It could also be confirmed, just like I had insisted, despite the legitimate and honest explanations from my dear friend Dr Rogério Alves during a debate on SIC Notícias in late July, that the couple had refused to “return to Portugal for the reconstitution” (in Expresso, Sept 9, 2008, page 25).
More recently, on the 14th of September, British tabloid “News of the World” announces, on the front page, the publication of “Kate’s Diary, in her own words” and advances an exclusive that will present, “for the first time, the devastating TRUTH that destroys the Portuguese police’s lies”. Competing with the usual appealing images of Britney Spears, Rachel Stevens and Danii Minogue, the front page presents a photo of Kate McCann with a sad and worried expression, which supposedly would anticipate the details of her agony that the diary would expose.
In reality, across four pages of the tabloid, with some photographs that illustrated the strong emotions, Kate’s diary was published and commented under the perspective of a mother in understandable despair. The comments followed the logics of the abduction theory, and in consequence carried out a violent attack on the Portuguese Polícia Judiciária, which is accused, among other things, of cruelty.
But why am I telling you this? Because following the supposedly incompetent olfactory work done by the dogs, on the 12th of July 2007, Kate registers the following in her diary: “Today I washed the Cuddle Cat. I was hoping not to have to do it until Madeleine returns, but it was now quite dirty and smelly, unfortunately without the smell of Madeleine on it” (News of the World, Sept 14, 2008, page 6).
This passage is admirable, when compared to the notion that the dogs’ role had to be diminished in the process!!!
The figure of cuddle cat has always claimed my attention in the Maddie case.
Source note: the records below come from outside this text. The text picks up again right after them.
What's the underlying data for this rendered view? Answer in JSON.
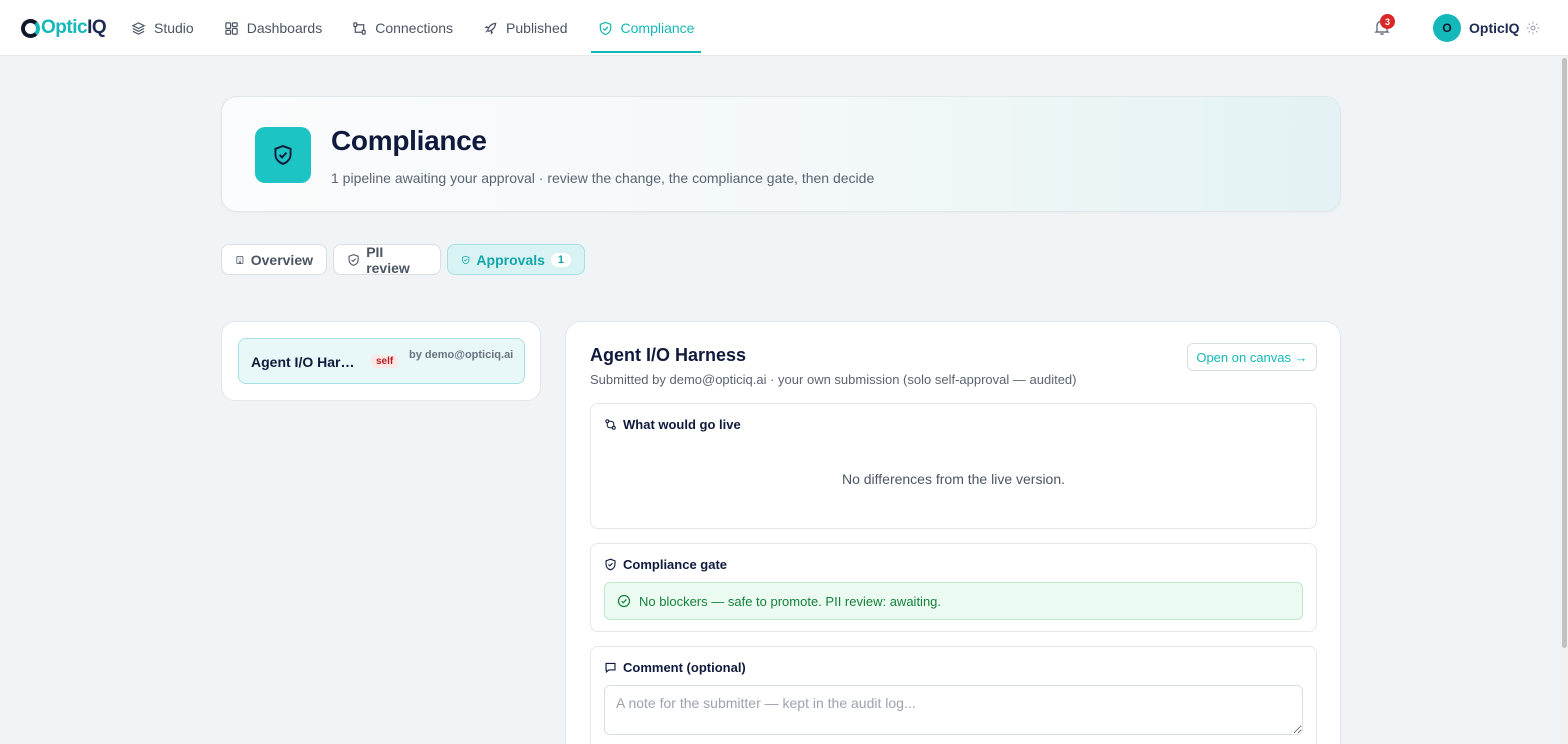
{
  "app": {
    "logo_part1": "Optic",
    "logo_part2": "IQ"
  },
  "nav": {
    "items": [
      {
        "label": "Studio",
        "icon": "layers-icon"
      },
      {
        "label": "Dashboards",
        "icon": "dashboard-icon"
      },
      {
        "label": "Connections",
        "icon": "connections-icon"
      },
      {
        "label": "Published",
        "icon": "rocket-icon"
      },
      {
        "label": "Compliance",
        "icon": "shield-icon",
        "active": true
      }
    ]
  },
  "user": {
    "notifications": "3",
    "avatar_initial": "O",
    "name": "OpticIQ"
  },
  "hero": {
    "title": "Compliance",
    "subtitle": "1 pipeline awaiting your approval · review the change, the compliance gate, then decide"
  },
  "tabs": [
    {
      "label": "Overview"
    },
    {
      "label": "PII review"
    },
    {
      "label": "Approvals",
      "count": "1",
      "active": true
    }
  ],
  "approvals": [
    {
      "title": "Agent I/O Harness",
      "badge": "self",
      "by": "by demo@opticiq.ai"
    }
  ],
  "detail": {
    "title": "Agent I/O Harness",
    "subtitle": "Submitted by demo@opticiq.ai · your own submission (solo self-approval — audited)",
    "open_label": "Open on canvas →",
    "diff_heading": "What would go live",
    "diff_empty": "No differences from the live version.",
    "gate_heading": "Compliance gate",
    "gate_status": "No blockers — safe to promote. PII review: awaiting.",
    "comment_heading": "Comment (optional)",
    "comment_placeholder": "A note for the submitter — kept in the audit log...",
    "comment_value": ""
  },
  "colors": {
    "accent": "#14b8b8",
    "success": "#15803d",
    "danger": "#dc2626",
    "navy": "#0f1a3c"
  }
}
Right at the beginning, I remembered a famous British paediatrician, Donald Winnicott, who attributed particular importance to toys (or other objects) that gain a special value for children in very precocious phases of their lives. These objects, which the paediatrician called transitional, are invested with particular passion by the children, or even with addiction, for possessing symbolic characteristics of safety, comfort, care and other qualities that emanate from the mother figure. It is almost always the mother who offers, or promotes, this relationship of passion with the object. Therefore, when she is absent or when the children, for example, go to bed or to nursery school, they absolutely need to enjoy the company of these objects. That is the only way that they can endure those moments. We all remember when our children could only sleep if they were hugging their soft toy.
But that object gradually loses that symbolic dimension, as new relational meanings emerge. Nevertheless, while the passion and the addiction over that object last, all its qualities should be maintained. One of them, very important: the scent. Who has never witnessed a child’s tantrum because she does not want her soft toy to be washed, even preferring it to remain dirty and smelly?
That’s right. I have never managed to understand who the pink cuddle cat belonged to…
But I’m certain of one thing: it’s a lot more important than it seems.
Even after being washed, when Kate could not feel Maddie’s scent anymore, and placed, untouched, in the little bed where it slept, the dogs felt a presence.
I finish for the day with a sentence by Professor José Pinto da Costa (whom I was honoured to be a student of) that was spoken during the aforementioned debate: “I see that I still have a lot to learn about those sniffer dogs’ biology”.
source: Câmara de Comuns, September 20, 2008
* criminal psychologist, university professor and author